Required action:
Each line of the material below with the word "this" is to be reported.

Record excerpts:
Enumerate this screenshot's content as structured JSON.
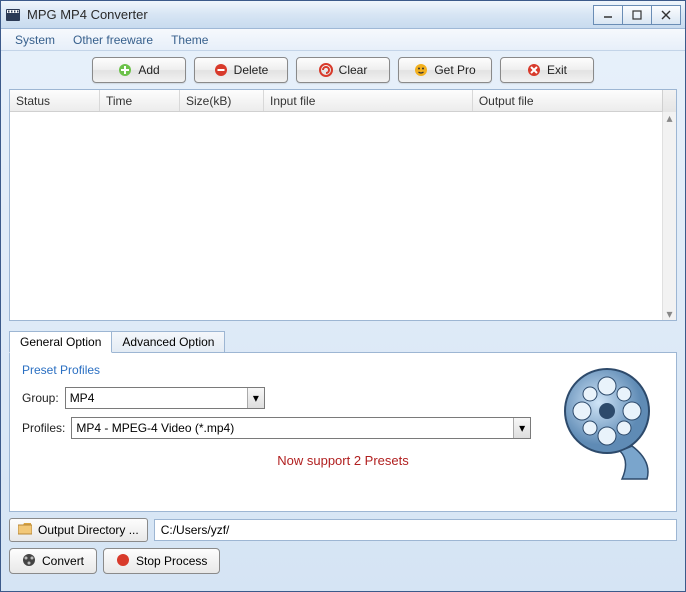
{
  "window": {
    "title": "MPG MP4 Converter"
  },
  "menu": {
    "system": "System",
    "other": "Other freeware",
    "theme": "Theme"
  },
  "toolbar": {
    "add": "Add",
    "delete": "Delete",
    "clear": "Clear",
    "getpro": "Get Pro",
    "exit": "Exit"
  },
  "table": {
    "columns": {
      "status": "Status",
      "time": "Time",
      "size": "Size(kB)",
      "input": "Input file",
      "output": "Output file"
    },
    "rows": []
  },
  "tabs": {
    "general": "General Option",
    "advanced": "Advanced Option"
  },
  "preset": {
    "legend": "Preset Profiles",
    "group_label": "Group:",
    "group_value": "MP4",
    "profiles_label": "Profiles:",
    "profiles_value": "MP4 - MPEG-4 Video (*.mp4)",
    "message": "Now support 2 Presets"
  },
  "output": {
    "button": "Output Directory ...",
    "path": "C:/Users/yzf/"
  },
  "actions": {
    "convert": "Convert",
    "stop": "Stop Process"
  }
}
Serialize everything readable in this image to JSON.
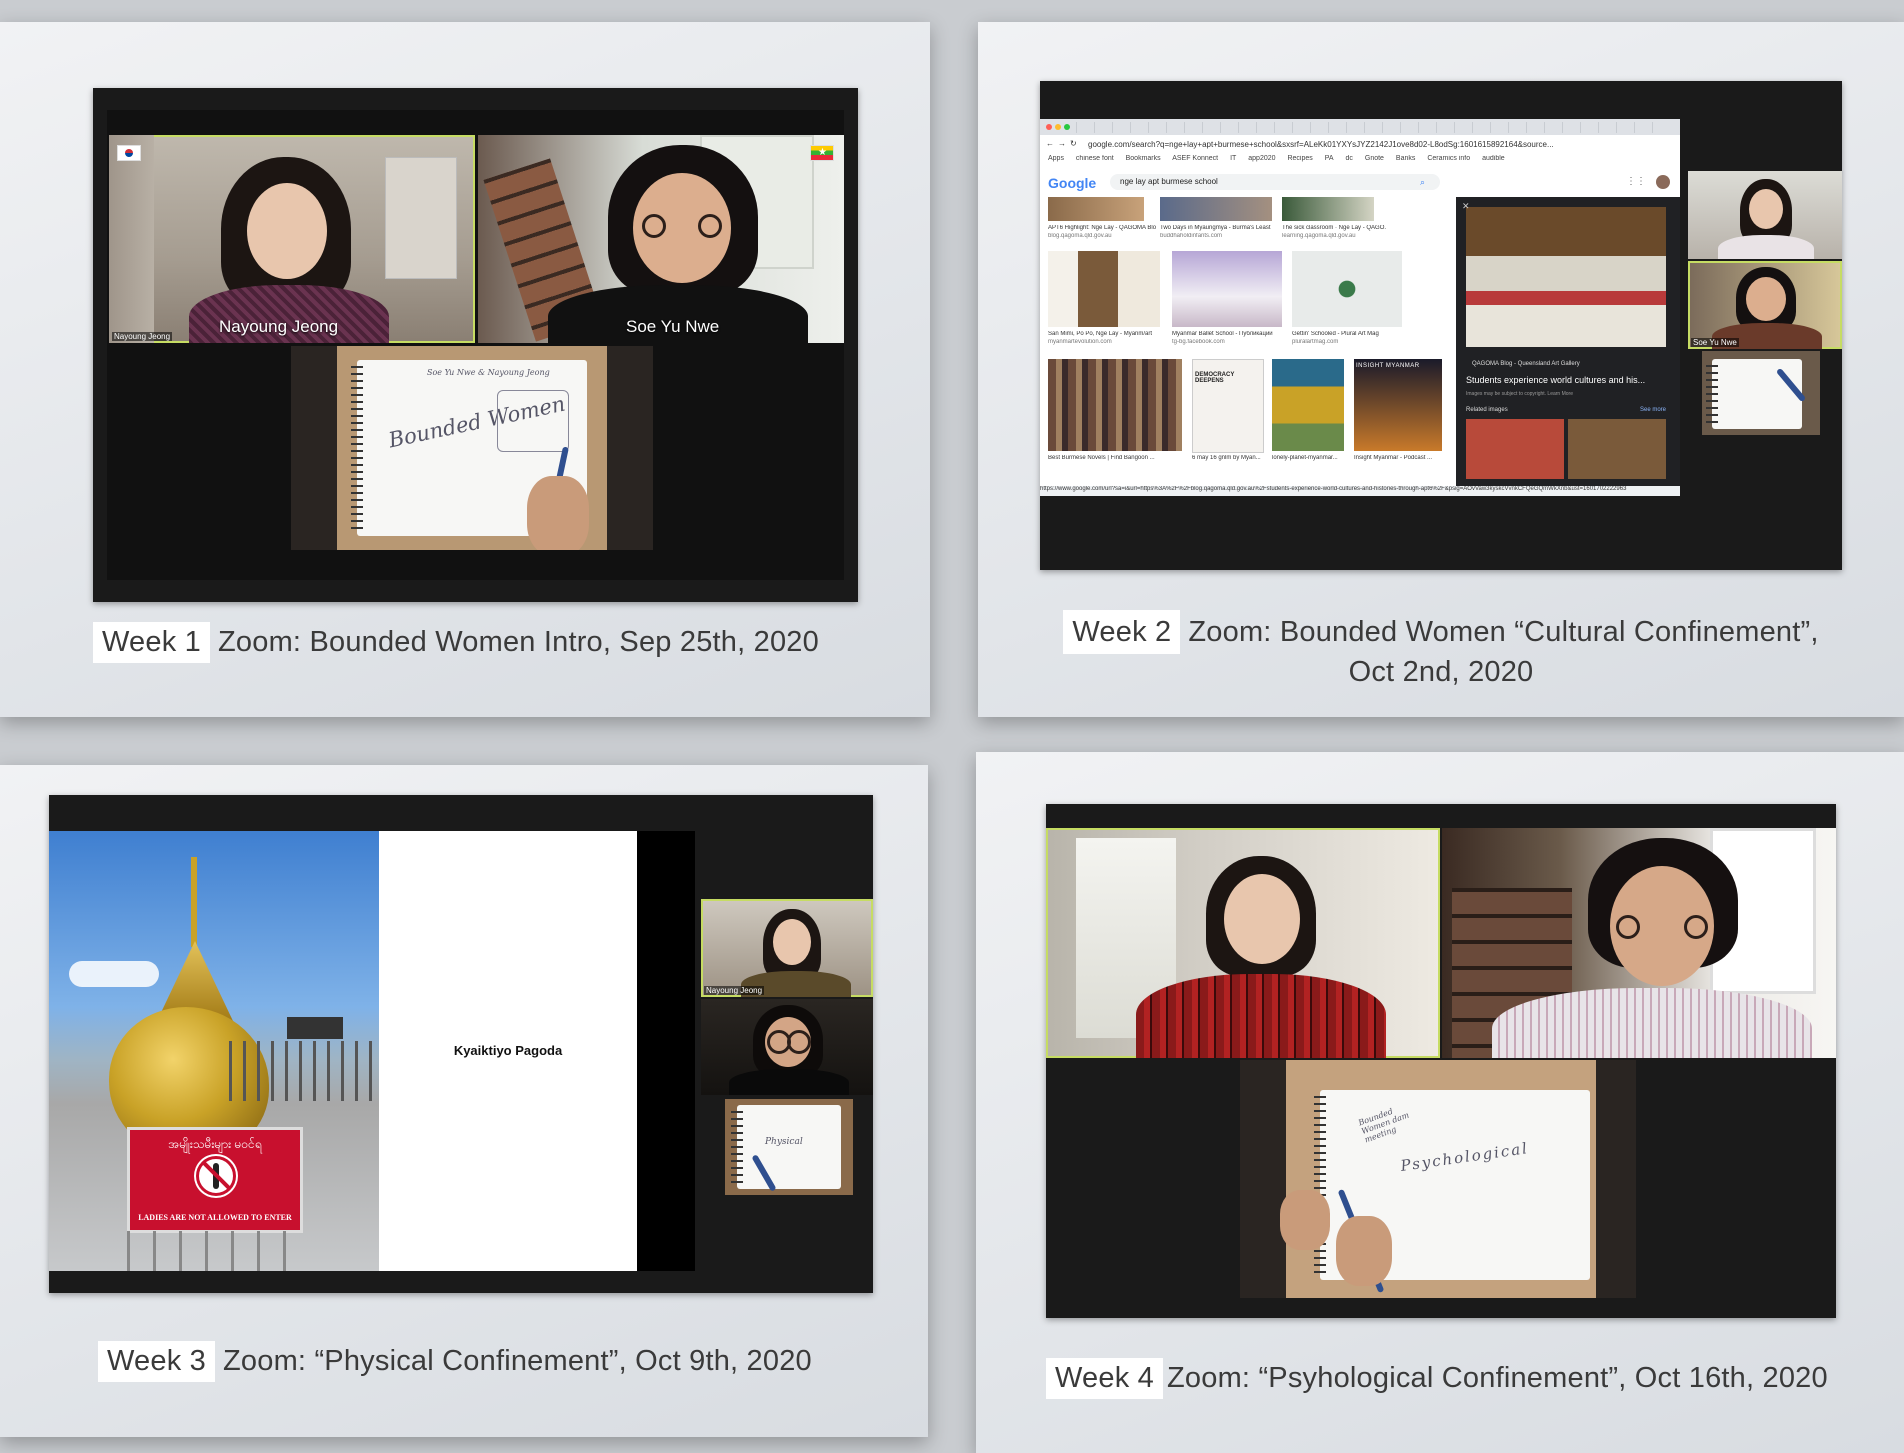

Exercise answer:
Enumerate this screenshot's content as structured JSON.
Serialize everything readable in this image to JSON.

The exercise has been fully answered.